THE PROBLEM. Only the lines that hold "JSON" should be in the answer, each copied from the data below.

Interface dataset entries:
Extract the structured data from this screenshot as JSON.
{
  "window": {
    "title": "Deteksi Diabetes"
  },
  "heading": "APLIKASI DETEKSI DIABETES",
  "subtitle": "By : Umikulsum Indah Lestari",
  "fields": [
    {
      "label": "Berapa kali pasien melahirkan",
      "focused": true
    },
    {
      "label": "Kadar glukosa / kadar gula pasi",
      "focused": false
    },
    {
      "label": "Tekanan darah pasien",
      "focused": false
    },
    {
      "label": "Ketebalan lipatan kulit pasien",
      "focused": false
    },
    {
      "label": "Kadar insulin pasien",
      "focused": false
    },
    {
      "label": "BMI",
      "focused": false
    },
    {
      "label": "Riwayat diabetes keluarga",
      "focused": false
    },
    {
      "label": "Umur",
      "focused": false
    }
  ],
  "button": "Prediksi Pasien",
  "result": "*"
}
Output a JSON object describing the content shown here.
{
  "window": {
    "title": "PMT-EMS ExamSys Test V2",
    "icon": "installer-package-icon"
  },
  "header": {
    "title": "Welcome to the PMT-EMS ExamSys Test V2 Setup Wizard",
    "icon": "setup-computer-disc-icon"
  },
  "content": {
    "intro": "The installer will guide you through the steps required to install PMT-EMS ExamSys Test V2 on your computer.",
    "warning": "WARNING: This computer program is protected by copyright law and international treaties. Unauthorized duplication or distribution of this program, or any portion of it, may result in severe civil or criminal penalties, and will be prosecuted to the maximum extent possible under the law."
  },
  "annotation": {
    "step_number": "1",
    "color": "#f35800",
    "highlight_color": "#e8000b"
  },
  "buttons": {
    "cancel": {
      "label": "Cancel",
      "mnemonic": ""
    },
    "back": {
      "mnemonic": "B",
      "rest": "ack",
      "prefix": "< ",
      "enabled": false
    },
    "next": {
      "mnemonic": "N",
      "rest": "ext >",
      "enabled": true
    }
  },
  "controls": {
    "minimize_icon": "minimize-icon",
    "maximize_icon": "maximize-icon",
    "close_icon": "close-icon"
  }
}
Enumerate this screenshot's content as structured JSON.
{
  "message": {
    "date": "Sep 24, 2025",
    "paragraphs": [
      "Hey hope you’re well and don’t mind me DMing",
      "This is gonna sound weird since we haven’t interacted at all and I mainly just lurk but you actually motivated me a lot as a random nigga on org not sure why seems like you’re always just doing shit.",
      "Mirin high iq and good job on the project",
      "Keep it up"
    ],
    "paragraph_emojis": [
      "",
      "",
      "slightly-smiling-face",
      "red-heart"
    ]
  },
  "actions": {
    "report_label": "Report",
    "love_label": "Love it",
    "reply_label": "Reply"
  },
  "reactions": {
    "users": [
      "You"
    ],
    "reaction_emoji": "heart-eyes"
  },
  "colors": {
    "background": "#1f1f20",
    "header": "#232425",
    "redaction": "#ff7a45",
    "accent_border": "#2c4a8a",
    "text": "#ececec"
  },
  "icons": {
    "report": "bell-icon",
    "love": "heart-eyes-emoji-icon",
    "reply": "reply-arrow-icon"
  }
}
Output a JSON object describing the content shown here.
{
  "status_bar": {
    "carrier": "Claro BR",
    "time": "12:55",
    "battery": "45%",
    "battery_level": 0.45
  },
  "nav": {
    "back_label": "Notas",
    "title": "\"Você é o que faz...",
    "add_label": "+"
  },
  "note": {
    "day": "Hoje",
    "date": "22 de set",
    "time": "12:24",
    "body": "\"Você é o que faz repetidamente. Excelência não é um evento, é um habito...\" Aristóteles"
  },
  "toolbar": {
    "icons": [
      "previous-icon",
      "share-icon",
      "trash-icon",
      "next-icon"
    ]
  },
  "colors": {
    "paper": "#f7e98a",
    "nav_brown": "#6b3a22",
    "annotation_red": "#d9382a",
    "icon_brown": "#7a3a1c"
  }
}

THE ANSWER.
Extract the structured data from this screenshot as JSON.
Output a JSON object describing the content shown here.
Enumerate this screenshot's content as structured JSON.
Output a JSON object describing the content shown here.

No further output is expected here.